Task goal
Omit the images and retype the records verbatim.

[[ Given records open ]]

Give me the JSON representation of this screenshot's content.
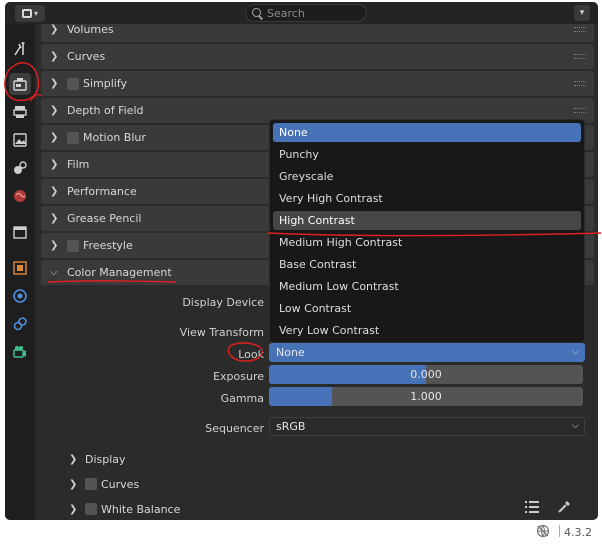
{
  "header": {
    "search_placeholder": "Search",
    "editor_type_icon": "properties-editor-icon",
    "options_icon": "chevron-down-icon"
  },
  "tabs": [
    {
      "icon": "tool-icon",
      "active": false
    },
    {
      "icon": "render-icon",
      "active": true
    },
    {
      "icon": "output-icon",
      "active": false
    },
    {
      "icon": "view-layer-icon",
      "active": false
    },
    {
      "icon": "scene-icon",
      "active": false
    },
    {
      "icon": "world-icon",
      "active": false
    },
    {
      "icon": "collection-icon",
      "active": false
    },
    {
      "icon": "object-icon",
      "active": false
    },
    {
      "icon": "physics-icon",
      "active": false
    },
    {
      "icon": "constraints-icon",
      "active": false
    },
    {
      "icon": "camera-data-icon",
      "active": false
    }
  ],
  "sections": {
    "volumes": "Volumes",
    "curves": "Curves",
    "simplify": "Simplify",
    "depth_of_field": "Depth of Field",
    "motion_blur": "Motion Blur",
    "film": "Film",
    "performance": "Performance",
    "grease_pencil": "Grease Pencil",
    "freestyle": "Freestyle",
    "color_management": "Color Management"
  },
  "color_management": {
    "display_device_label": "Display Device",
    "view_transform_label": "View Transform",
    "look_label": "Look",
    "look_value": "None",
    "exposure_label": "Exposure",
    "exposure_value": "0.000",
    "exposure_fill": 0.5,
    "gamma_label": "Gamma",
    "gamma_value": "1.000",
    "gamma_fill": 0.2,
    "sequencer_label": "Sequencer",
    "sequencer_value": "sRGB"
  },
  "subpanels": {
    "display": "Display",
    "curves": "Curves",
    "white_balance": "White Balance"
  },
  "look_menu": {
    "options": [
      "None",
      "Punchy",
      "Greyscale",
      "Very High Contrast",
      "High Contrast",
      "Medium High Contrast",
      "Base Contrast",
      "Medium Low Contrast",
      "Low Contrast",
      "Very Low Contrast"
    ],
    "selected_index": 0,
    "hover_index": 4
  },
  "status": {
    "version": "4.3.2"
  },
  "colors": {
    "accent": "#4872b7",
    "annotation": "#e02020",
    "panel_bg": "#3a3a3a"
  }
}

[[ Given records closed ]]

Task output
Give me the JSON representation of this screenshot's content.
{
  "header": {
    "search_placeholder": "Search",
    "editor_type_icon": "properties-editor-icon",
    "options_icon": "chevron-down-icon"
  },
  "tabs": [
    {
      "icon": "tool-icon",
      "active": false
    },
    {
      "icon": "render-icon",
      "active": true
    },
    {
      "icon": "output-icon",
      "active": false
    },
    {
      "icon": "view-layer-icon",
      "active": false
    },
    {
      "icon": "scene-icon",
      "active": false
    },
    {
      "icon": "world-icon",
      "active": false
    },
    {
      "icon": "collection-icon",
      "active": false
    },
    {
      "icon": "object-icon",
      "active": false
    },
    {
      "icon": "physics-icon",
      "active": false
    },
    {
      "icon": "constraints-icon",
      "active": false
    },
    {
      "icon": "camera-data-icon",
      "active": false
    }
  ],
  "sections": {
    "volumes": "Volumes",
    "curves": "Curves",
    "simplify": "Simplify",
    "depth_of_field": "Depth of Field",
    "motion_blur": "Motion Blur",
    "film": "Film",
    "performance": "Performance",
    "grease_pencil": "Grease Pencil",
    "freestyle": "Freestyle",
    "color_management": "Color Management"
  },
  "color_management": {
    "display_device_label": "Display Device",
    "view_transform_label": "View Transform",
    "look_label": "Look",
    "look_value": "None",
    "exposure_label": "Exposure",
    "exposure_value": "0.000",
    "exposure_fill": 0.5,
    "gamma_label": "Gamma",
    "gamma_value": "1.000",
    "gamma_fill": 0.2,
    "sequencer_label": "Sequencer",
    "sequencer_value": "sRGB"
  },
  "subpanels": {
    "display": "Display",
    "curves": "Curves",
    "white_balance": "White Balance"
  },
  "look_menu": {
    "options": [
      "None",
      "Punchy",
      "Greyscale",
      "Very High Contrast",
      "High Contrast",
      "Medium High Contrast",
      "Base Contrast",
      "Medium Low Contrast",
      "Low Contrast",
      "Very Low Contrast"
    ],
    "selected_index": 0,
    "hover_index": 4
  },
  "status": {
    "version": "4.3.2"
  },
  "colors": {
    "accent": "#4872b7",
    "annotation": "#e02020",
    "panel_bg": "#3a3a3a"
  }
}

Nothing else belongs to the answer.